No parent wants to watch their child suffer through a fever, but at what point should you worry? Today, I’m bringing you Advice from Nurses for When Your Baby Has a Fever.
Note: this post is not to replace medical information obtained from your primary care provider and is provided as entertainment and not as medical advice.
The average temperature for a young child or baby is around 36.4 C or 97.5 F. However, their temperature can rise above this for all kinds of reasons as their body reacts to infections or other external circumstances.
The cut-off point for fever is a temperature above 38 C or 100.4F. At this level, the body is out of its normal range and reacting to some kind of threat. Fevers are actually a protective mechanism designed to help the immune system better fight infection, but it’s a tradeoff. If body temperature rises too much, it can put your child’s life at risk.
How Can You Tell If Your Child Has A Fever?
The best way to determine whether your child has a fever is to use an accurate thermometer. The reading should be less than 38 C or 100.4 F. If it’s not, then your child’s internal temperature is out of the normal range and indicative of a problem, usually infection.
If you don’t have a thermometer on hand, then you’ll want to take a look at some of these tips from nurses who have been trained at Baylor DNP and have experience of childhood fevers.
- Look at their cheeks. If they’re red and swollen, then there’s a chance that they have a fever
- Check their hands and feet: if they feel clammy, then it’s a sign that their body is trying to cool them down
- Touch their forehead or back; if it feels hot to the touch, then a fever might be underway.
What Should You Do If Your Child Has A High Temperature?
If your child has a “high temperature” or fever, what should you do?
Keep An Eye Out For Signs Of Dehydration
Dehydration is a common consequence of fever. When the body runs a high fever, it’s more prone to sweating to keep internal body temperatures down. Excessive sweating can lead to dehydration. As a parent, you can check for the signs of dehydration. These include dark yellow and strong-smelling pee, dry mouth, lips and eyes, and signs that your child might be dizzy.
Young children especially struggle to communicate their needs so you’ll have to keep your eyes peeled for the signs. If your child is running a fever, ensure that you provide plenty of clean, fresh, cold water.
Check Your Child During The Night
Children can quickly overheat at night, so you’ll need to check them regularly if they have a fever. Make sure that they can cool off by removing excess covers and clothing.

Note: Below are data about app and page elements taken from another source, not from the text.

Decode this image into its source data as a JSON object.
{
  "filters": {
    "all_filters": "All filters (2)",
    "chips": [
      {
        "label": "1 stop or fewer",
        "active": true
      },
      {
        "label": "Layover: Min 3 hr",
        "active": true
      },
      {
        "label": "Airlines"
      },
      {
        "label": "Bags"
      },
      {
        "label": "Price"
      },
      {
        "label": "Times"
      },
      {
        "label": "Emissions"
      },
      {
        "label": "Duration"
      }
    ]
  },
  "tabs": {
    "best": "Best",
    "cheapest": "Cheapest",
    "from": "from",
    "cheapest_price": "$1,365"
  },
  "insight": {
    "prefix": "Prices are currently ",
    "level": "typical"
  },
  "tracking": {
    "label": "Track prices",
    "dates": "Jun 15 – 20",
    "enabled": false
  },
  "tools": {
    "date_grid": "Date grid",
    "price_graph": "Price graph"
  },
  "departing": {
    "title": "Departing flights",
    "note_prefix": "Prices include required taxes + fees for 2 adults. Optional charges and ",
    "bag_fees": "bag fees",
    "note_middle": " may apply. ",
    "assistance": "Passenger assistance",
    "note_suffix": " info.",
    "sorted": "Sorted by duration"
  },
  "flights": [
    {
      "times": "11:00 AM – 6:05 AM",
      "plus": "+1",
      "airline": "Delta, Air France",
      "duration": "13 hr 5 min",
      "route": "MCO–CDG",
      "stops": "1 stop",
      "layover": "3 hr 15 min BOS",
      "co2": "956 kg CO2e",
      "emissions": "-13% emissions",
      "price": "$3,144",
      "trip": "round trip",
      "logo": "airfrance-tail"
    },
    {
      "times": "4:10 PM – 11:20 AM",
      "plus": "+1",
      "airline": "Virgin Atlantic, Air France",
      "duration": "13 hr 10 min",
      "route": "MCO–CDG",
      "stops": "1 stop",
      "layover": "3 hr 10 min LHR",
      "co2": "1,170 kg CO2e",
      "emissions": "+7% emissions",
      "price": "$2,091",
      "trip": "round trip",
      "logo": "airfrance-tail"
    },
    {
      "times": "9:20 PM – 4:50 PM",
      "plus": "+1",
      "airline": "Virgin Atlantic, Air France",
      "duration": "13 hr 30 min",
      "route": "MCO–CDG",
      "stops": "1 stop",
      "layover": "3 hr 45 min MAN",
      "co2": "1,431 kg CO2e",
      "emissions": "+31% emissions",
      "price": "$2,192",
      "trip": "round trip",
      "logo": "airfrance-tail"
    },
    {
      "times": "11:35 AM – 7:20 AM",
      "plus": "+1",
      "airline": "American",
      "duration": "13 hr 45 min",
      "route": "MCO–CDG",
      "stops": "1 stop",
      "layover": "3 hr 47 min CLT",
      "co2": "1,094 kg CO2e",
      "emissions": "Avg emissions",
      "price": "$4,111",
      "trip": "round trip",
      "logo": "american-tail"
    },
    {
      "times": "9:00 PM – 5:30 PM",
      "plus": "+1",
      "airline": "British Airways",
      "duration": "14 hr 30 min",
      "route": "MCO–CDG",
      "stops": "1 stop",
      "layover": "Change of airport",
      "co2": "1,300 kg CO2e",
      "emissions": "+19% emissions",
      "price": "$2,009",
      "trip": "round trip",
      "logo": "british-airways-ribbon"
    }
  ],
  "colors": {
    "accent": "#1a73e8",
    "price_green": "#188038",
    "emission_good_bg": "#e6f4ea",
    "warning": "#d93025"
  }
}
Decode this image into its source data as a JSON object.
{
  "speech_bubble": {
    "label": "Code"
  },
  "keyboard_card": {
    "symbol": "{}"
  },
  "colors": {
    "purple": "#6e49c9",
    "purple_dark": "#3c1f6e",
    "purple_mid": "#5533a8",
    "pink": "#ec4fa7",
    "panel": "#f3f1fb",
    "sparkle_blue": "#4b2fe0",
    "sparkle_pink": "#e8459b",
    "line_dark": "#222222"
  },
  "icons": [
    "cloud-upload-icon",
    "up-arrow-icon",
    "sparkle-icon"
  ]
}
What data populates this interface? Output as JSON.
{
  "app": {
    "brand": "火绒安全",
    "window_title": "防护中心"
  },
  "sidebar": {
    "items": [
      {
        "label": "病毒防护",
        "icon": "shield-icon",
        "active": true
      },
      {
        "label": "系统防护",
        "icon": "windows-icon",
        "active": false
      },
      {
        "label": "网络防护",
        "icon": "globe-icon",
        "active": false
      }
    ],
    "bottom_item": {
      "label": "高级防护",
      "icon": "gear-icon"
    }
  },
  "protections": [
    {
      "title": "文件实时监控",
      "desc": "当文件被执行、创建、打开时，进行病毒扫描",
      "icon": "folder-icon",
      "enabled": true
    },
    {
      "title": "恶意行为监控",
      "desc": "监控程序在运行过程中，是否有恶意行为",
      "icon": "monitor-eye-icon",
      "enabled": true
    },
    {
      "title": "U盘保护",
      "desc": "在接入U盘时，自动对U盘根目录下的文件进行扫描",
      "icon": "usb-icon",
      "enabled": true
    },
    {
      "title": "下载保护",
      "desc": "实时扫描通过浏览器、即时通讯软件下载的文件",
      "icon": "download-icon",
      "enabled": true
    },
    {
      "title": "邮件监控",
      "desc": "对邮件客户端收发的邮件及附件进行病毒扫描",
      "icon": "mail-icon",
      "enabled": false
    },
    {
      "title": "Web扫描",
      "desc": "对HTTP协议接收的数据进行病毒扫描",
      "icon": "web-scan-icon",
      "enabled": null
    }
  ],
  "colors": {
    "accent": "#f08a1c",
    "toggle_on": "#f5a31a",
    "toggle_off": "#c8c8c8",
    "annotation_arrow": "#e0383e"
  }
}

Don’t Let Your Child Go Out
Keep your child at home while they have a fever so that you can monitor them.
Give Either Ibuprofen Or Paracetamol If Your Child Is Distressed
Ibuprofen or paracetamol can relieve the pain associated with fever and help your child feel less distressed by the experience. Don’t combine the two unless your doctor tells you you can.
Don’t Give Your Child Aspirin
Some children react negatively to aspirin. Choose other pain killers.
Don’t Sponge Your Child
Fever is a healthy response to infection. It’s something that you need to allow your child’s body to do so that it can eliminate whatever threat it faces. Sponging may cool your child down, but it provides unhelpful respite for the infection by preventing the immune system from doing its work,
When Should You Visit The Doctor?
There are some situations in which you should visit the doctor immediately to prevent further complications.
If your child is under three months old and is running a temperature over 38 C, then you need to book an urgent appointment with your general practitioner. A temperature this high at an early age is a potentially severe issue which may require immediate medical attention.
If your child is between the ages of three and six months, then you’ll need to visit the doctor if their temperature breaks the 39 C barrier.
Fevers typically don’t last more than three days. Most children can rid their bodies of regular infection in this time. If your child, however, has been running a temperature for more than five days, then it could be a sign or a much more serious issue which requires immediate medical attention. The body cannot eliminate the problem causing the fever, suggesting that the child needs medical support.
You may also notice that your child doesn’t want to eat. A lack of hunger is a common side-effect of fever. If you’re worried about this, then you should contact your doctor.
Finally, you need to contact your doctor if your baby shows signs of dehydration which don’t go away after drinking. Sunken eyes, dry nappies, and lack of tears when crying are all a sign of serious dehydration.
When It’s An Emergency
Non-life threatening diseases cause most fevers. However, some temperatures are a response to pathogens that the body cannot destroy. These pathogens, such as meningitis, can lead to severe brain damage and death. You must call for immediate emergency assistance if you suspect your child may be suffering from a life-threatening illness.
Look out for the following signs of a severe infection:
- Your child is finding it difficult to breathe and must suck in their stomach under their ribs
- Your child’s crying is high-pitched and not in their usual tone
- Your child has grey or blotchy skin
- Your child has a stiff neck
- There’s a rash on your child’s skin that doesn’t disappear when you press on it.
- Your child is experiencing seizures for the first time, and they can’t stop shaking
- Your child’s hands and feet are extremely cold
Most of the time, a fever is nothing to worry about. It’s a healthy thing that helps the body fight infections. Sometimes, however, temperatures are indicative of a more serious problem. As a parent, you need to be prepared.